(Extracted material)

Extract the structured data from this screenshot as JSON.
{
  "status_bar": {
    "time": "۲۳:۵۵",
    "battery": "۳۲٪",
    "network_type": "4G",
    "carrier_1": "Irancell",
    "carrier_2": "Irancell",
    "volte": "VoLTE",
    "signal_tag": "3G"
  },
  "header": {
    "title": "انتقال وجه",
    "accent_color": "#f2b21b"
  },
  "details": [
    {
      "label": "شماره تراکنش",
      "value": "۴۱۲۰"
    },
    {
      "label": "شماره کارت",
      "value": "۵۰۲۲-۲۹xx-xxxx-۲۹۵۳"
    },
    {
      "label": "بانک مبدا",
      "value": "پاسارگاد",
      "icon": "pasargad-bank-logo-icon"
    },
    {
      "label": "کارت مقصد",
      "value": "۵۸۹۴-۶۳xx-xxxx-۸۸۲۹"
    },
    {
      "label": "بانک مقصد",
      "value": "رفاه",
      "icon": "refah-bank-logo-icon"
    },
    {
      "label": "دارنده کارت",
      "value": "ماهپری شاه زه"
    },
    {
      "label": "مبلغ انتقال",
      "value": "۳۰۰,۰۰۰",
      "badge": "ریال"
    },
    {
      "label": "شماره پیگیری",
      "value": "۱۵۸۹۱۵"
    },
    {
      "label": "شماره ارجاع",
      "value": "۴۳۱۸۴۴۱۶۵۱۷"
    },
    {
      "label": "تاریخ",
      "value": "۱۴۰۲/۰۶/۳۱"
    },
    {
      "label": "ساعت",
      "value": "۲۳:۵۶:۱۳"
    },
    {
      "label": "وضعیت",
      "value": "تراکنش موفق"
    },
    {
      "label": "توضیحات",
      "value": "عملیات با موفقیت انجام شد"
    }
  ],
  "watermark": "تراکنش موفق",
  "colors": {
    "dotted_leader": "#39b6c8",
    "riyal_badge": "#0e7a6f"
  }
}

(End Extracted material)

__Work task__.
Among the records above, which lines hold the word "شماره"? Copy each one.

__Output of the task__.
      "label": "شماره تراکنش",
      "label": "شماره کارت",
      "label": "شماره پیگیری",
      "label": "شماره ارجاع",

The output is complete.